Required work: Take the listing that follows and copy it precisely.

Extracted material:
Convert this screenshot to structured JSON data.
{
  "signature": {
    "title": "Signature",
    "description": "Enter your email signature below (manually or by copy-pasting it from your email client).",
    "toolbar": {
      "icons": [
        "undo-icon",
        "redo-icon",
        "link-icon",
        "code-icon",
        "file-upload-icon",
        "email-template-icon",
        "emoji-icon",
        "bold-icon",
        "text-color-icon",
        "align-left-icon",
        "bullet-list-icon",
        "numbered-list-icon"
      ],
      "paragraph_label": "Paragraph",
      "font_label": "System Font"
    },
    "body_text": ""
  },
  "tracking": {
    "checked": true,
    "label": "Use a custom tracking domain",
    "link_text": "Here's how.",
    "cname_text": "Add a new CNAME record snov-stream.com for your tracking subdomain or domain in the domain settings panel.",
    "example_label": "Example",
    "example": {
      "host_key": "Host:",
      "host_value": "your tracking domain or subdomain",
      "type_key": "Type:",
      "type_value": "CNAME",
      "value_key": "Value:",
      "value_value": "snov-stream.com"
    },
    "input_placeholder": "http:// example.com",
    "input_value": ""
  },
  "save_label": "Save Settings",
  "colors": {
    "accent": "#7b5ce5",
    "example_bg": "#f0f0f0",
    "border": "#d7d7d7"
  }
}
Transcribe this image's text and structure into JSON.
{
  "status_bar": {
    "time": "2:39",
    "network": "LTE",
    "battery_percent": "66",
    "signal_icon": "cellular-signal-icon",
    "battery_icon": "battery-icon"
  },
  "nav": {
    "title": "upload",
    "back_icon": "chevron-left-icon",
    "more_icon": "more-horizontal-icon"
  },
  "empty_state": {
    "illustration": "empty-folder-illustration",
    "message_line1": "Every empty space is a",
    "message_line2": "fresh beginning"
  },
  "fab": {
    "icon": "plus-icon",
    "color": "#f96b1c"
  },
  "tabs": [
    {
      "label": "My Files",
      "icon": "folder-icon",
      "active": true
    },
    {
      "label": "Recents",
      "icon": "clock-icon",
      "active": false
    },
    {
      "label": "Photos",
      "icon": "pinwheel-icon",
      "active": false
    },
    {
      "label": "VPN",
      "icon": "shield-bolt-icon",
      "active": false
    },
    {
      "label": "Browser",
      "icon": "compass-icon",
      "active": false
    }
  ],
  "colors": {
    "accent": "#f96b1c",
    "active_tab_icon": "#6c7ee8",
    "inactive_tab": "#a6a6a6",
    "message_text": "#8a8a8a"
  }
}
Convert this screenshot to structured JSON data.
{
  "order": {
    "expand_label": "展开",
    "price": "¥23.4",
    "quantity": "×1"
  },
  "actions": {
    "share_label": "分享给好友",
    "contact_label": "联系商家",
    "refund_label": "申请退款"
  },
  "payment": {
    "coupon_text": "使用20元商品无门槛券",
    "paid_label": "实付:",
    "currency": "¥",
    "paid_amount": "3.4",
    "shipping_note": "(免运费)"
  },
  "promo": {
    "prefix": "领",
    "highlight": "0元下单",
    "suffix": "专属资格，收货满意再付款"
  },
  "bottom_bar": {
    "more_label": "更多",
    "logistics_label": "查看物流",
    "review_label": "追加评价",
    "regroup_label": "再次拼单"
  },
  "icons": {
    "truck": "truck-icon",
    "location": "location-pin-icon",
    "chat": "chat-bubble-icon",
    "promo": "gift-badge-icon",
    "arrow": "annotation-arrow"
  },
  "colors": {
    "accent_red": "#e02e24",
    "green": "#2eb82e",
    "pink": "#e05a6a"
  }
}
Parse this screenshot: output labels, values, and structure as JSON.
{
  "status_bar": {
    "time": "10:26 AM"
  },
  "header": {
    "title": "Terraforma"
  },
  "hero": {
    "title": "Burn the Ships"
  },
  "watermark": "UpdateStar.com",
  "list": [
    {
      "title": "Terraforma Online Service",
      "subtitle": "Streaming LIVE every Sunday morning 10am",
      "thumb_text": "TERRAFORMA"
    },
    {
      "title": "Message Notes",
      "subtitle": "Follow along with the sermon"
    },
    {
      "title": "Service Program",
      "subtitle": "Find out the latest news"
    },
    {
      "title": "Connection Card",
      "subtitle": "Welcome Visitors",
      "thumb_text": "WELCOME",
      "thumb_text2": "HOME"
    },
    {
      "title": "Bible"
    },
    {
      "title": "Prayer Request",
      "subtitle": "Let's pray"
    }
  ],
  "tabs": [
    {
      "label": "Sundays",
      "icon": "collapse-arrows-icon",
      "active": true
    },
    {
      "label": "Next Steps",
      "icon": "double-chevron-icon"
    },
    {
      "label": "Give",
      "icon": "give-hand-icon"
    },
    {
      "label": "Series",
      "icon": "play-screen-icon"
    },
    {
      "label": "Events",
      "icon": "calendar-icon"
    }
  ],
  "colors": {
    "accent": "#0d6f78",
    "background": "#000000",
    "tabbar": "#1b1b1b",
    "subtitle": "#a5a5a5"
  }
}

Expected output:
Convert this screenshot to structured JSON data.
{
  "signature": {
    "title": "Signature",
    "description": "Enter your email signature below (manually or by copy-pasting it from your email client).",
    "toolbar": {
      "icons": [
        "undo-icon",
        "redo-icon",
        "link-icon",
        "code-icon",
        "file-upload-icon",
        "email-template-icon",
        "emoji-icon",
        "bold-icon",
        "text-color-icon",
        "align-left-icon",
        "bullet-list-icon",
        "numbered-list-icon"
      ],
      "paragraph_label": "Paragraph",
      "font_label": "System Font"
    },
    "body_text": ""
  },
  "tracking": {
    "checked": true,
    "label": "Use a custom tracking domain",
    "link_text": "Here's how.",
    "cname_text": "Add a new CNAME record snov-stream.com for your tracking subdomain or domain in the domain settings panel.",
    "example_label": "Example",
    "example": {
      "host_key": "Host:",
      "host_value": "your tracking domain or subdomain",
      "type_key": "Type:",
      "type_value": "CNAME",
      "value_key": "Value:",
      "value_value": "snov-stream.com"
    },
    "input_placeholder": "http:// example.com",
    "input_value": ""
  },
  "save_label": "Save Settings",
  "colors": {
    "accent": "#7b5ce5",
    "example_bg": "#f0f0f0",
    "border": "#d7d7d7"
  }
}
Transcribe this image's text and structure into JSON.
{
  "status_bar": {
    "time": "2:39",
    "network": "LTE",
    "battery_percent": "66",
    "signal_icon": "cellular-signal-icon",
    "battery_icon": "battery-icon"
  },
  "nav": {
    "title": "upload",
    "back_icon": "chevron-left-icon",
    "more_icon": "more-horizontal-icon"
  },
  "empty_state": {
    "illustration": "empty-folder-illustration",
    "message_line1": "Every empty space is a",
    "message_line2": "fresh beginning"
  },
  "fab": {
    "icon": "plus-icon",
    "color": "#f96b1c"
  },
  "tabs": [
    {
      "label": "My Files",
      "icon": "folder-icon",
      "active": true
    },
    {
      "label": "Recents",
      "icon": "clock-icon",
      "active": false
    },
    {
      "label": "Photos",
      "icon": "pinwheel-icon",
      "active": false
    },
    {
      "label": "VPN",
      "icon": "shield-bolt-icon",
      "active": false
    },
    {
      "label": "Browser",
      "icon": "compass-icon",
      "active": false
    }
  ],
  "colors": {
    "accent": "#f96b1c",
    "active_tab_icon": "#6c7ee8",
    "inactive_tab": "#a6a6a6",
    "message_text": "#8a8a8a"
  }
}
Convert this screenshot to structured JSON data.
{
  "order": {
    "expand_label": "展开",
    "price": "¥23.4",
    "quantity": "×1"
  },
  "actions": {
    "share_label": "分享给好友",
    "contact_label": "联系商家",
    "refund_label": "申请退款"
  },
  "payment": {
    "coupon_text": "使用20元商品无门槛券",
    "paid_label": "实付:",
    "currency": "¥",
    "paid_amount": "3.4",
    "shipping_note": "(免运费)"
  },
  "promo": {
    "prefix": "领",
    "highlight": "0元下单",
    "suffix": "专属资格，收货满意再付款"
  },
  "bottom_bar": {
    "more_label": "更多",
    "logistics_label": "查看物流",
    "review_label": "追加评价",
    "regroup_label": "再次拼单"
  },
  "icons": {
    "truck": "truck-icon",
    "location": "location-pin-icon",
    "chat": "chat-bubble-icon",
    "promo": "gift-badge-icon",
    "arrow": "annotation-arrow"
  },
  "colors": {
    "accent_red": "#e02e24",
    "green": "#2eb82e",
    "pink": "#e05a6a"
  }
}
Parse this screenshot: output labels, values, and structure as JSON.
{
  "status_bar": {
    "time": "10:26 AM"
  },
  "header": {
    "title": "Terraforma"
  },
  "hero": {
    "title": "Burn the Ships"
  },
  "watermark": "UpdateStar.com",
  "list": [
    {
      "title": "Terraforma Online Service",
      "subtitle": "Streaming LIVE every Sunday morning 10am",
      "thumb_text": "TERRAFORMA"
    },
    {
      "title": "Message Notes",
      "subtitle": "Follow along with the sermon"
    },
    {
      "title": "Service Program",
      "subtitle": "Find out the latest news"
    },
    {
      "title": "Connection Card",
      "subtitle": "Welcome Visitors",
      "thumb_text": "WELCOME",
      "thumb_text2": "HOME"
    },
    {
      "title": "Bible"
    },
    {
      "title": "Prayer Request",
      "subtitle": "Let's pray"
    }
  ],
  "tabs": [
    {
      "label": "Sundays",
      "icon": "collapse-arrows-icon",
      "active": true
    },
    {
      "label": "Next Steps",
      "icon": "double-chevron-icon"
    },
    {
      "label": "Give",
      "icon": "give-hand-icon"
    },
    {
      "label": "Series",
      "icon": "play-screen-icon"
    },
    {
      "label": "Events",
      "icon": "calendar-icon"
    }
  ],
  "colors": {
    "accent": "#0d6f78",
    "background": "#000000",
    "tabbar": "#1b1b1b",
    "subtitle": "#a5a5a5"
  }
}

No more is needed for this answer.